The Saga of Miles Forrest

The morning rush was over at the diner and I was left with Doc Jones for company at my table.  He was putting the last piece of chocolate pie in his mouth while I got the coffeepot and warmed up our cups.  Marta and Molly were finishing cleaning off the tables from breakfast.  I saw them talking then Molly pointed toward us.  Soon afterward Marta came to join us.  Doc, his mouth full of pie, tried to get up to help her sit, but I managed to beat him to it.
       “Whew, thank you, Senor Miles,” voiced Marta as she sat.  Marta was only working a few shifts as the baby was due in a couple of weeks.  Edith, Doc’s wife, helped out some, and Molly hired a friend of Marta’s from the barrio, Adela Perez.  She was a good worker, and Molly is considering keeping her on after Marta had the baby, at least for a little while. 
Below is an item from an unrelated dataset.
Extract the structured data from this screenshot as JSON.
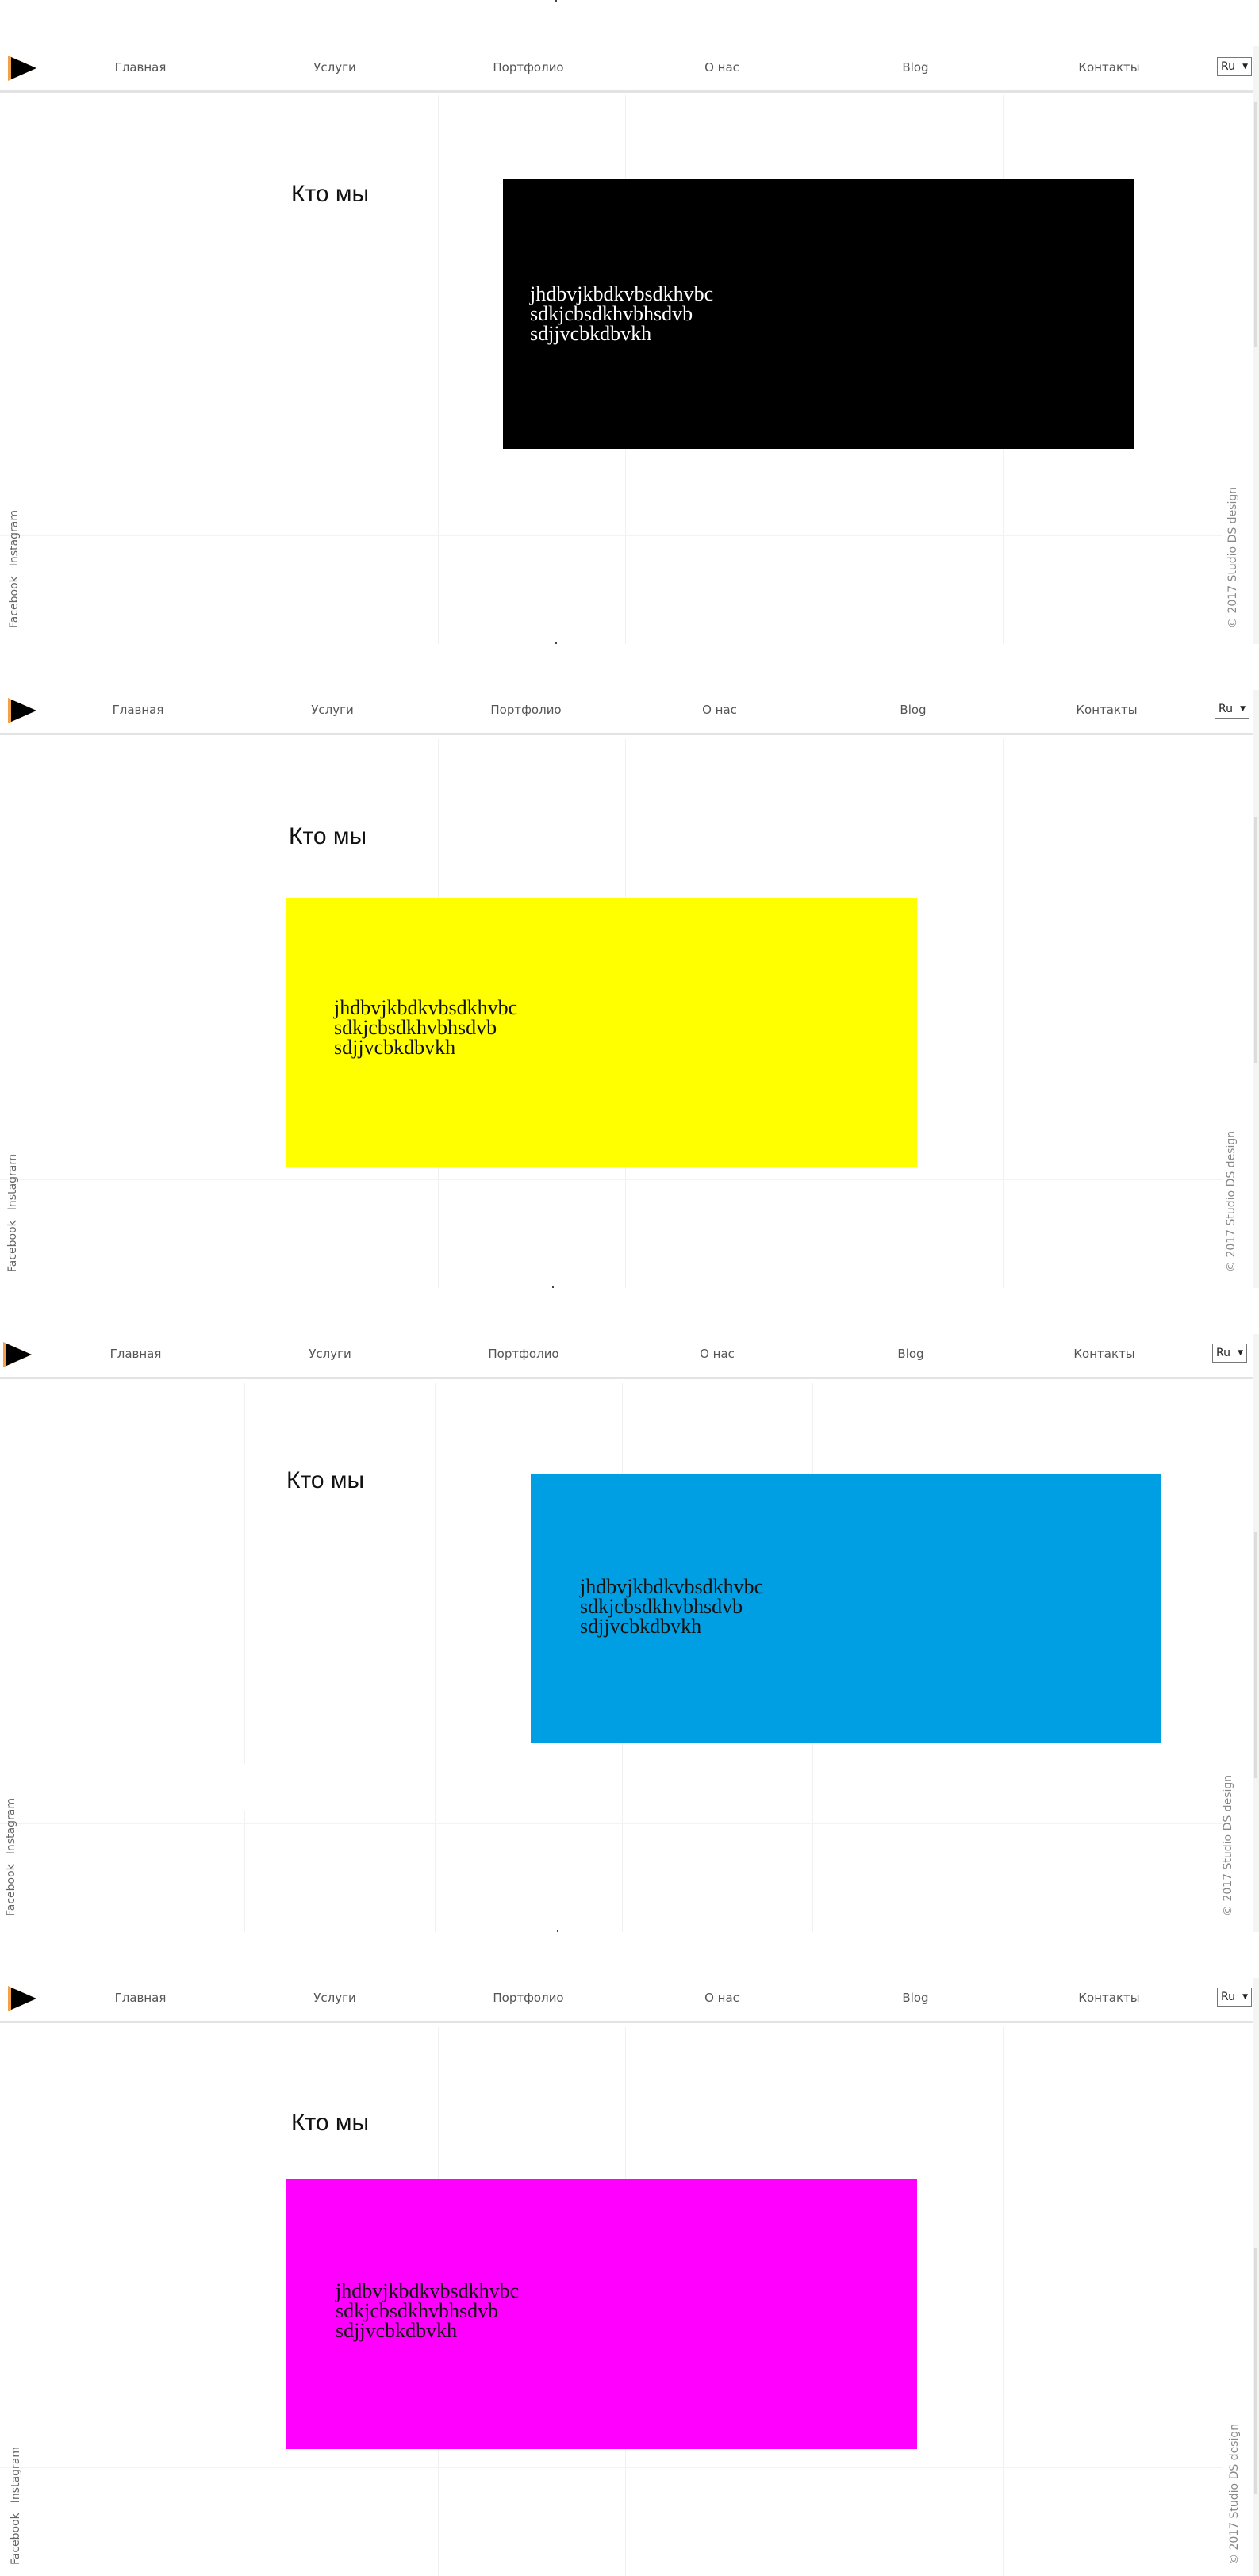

That would give Marta a nice break, and maybe Molly could take off once in a while.  Two-Bits hasn’t been ridden in quite a spell, and I’d sure be willing to take Molly for a ride.
       Rubbing her belly, Marta looked over at Doc.  “Two more weeks, right?” she asked, wanting relief.  “Whew,” she moaned again.
       “Two more weeks if not sooner from the looks of things,” Doc replied.  “Let me see your feet.”
       “Doctor!  Not here,” retorted Marta in embarrassment.
       He got up, went around where he could see better.  Marta grudgingly moved to sit sideways in the chair as Doc stooped to examine her feet.  He grunted some, touching her ankles, nodding his head, then got up and went back to where he was sitting.  Both Marta and I stared at him.
       “Well?” inquired Marta.
       “Well, what?” snapped Doc.  “You need to be off those feet.  They’re swollen.  In fact, Miles, pull that chair next to her so she can prop them up.”  
       I did as ordered and Marta let out another sigh after she settled herself.  The diner was empty.  Molly had taken the last of the dishes to the kitchen and I could hear Emelda and Adela talking.  Molly had convinced them to come out and join us for a few minutes.  Emelda seldom ventured from her domain–the kitchen, and Adela was very shy, that’s why Molly was trying to get her out to visit with us.
       We were having a good time, talking about this and that, and of course, Emelda’s cooking which made her blush.  Adela was looking at Marta’s feet propped up, slightly shaking her head.
       “So, you talked with Mateo?” asked Doc out of nowhere.
       I nodded, “Yes.  He is quite confused with his thinking right now.  He has become a good lawman, and for sure his family needs the income.  If he quits I’m not sure what he’ll find to do.  He has agreed to stay on until a suitable deputy can be found by Charlie.”
       “I understand Mateo,” piped in Marta.  “He is the same, but different.  I was worried about Charlie, being shot, not coming home.  Mateo, he, he is worried about some within him,” she paused to look at me.  “Taking of a life is serious, no?”
       Molly and I had been through this same conversation, and I had it many times with myself.  The Lord finally helped me come to a conclusion with myself, I just prayed that Mateo could come to the same conclusion.  But each has to answer to his own conscience and to God.  It was silent for a few seconds, which was unusual at our table.  It was good to have everyone sit down for a change together.  Even in our off times, we were busy serving others that we seldom got to speak with one another.
       The silence was soon broken when in through the door charged Jimmy Hopkins with a telegram in his hand.  He came straight toward me, handing out the piece of paper.  I was already digging in my little coin pouch.  I was in a good mood so I gave him a dime instead of a nickel.  His eyes widened and a big grin launched out on his face.  He turned and ran out faster than he came in.  Probably heading over to Foster’s.
       Molly gave me a little punch.  “What does it say?”
       “Wilcox in Santa Fe needs you  STOP  He will fill you in”  signed Jens Blasco.
       I knew Felix Wilcox.  He was a good man; had good men working for him.  “What does this mean?” questioned Molly.
       I could only shrug…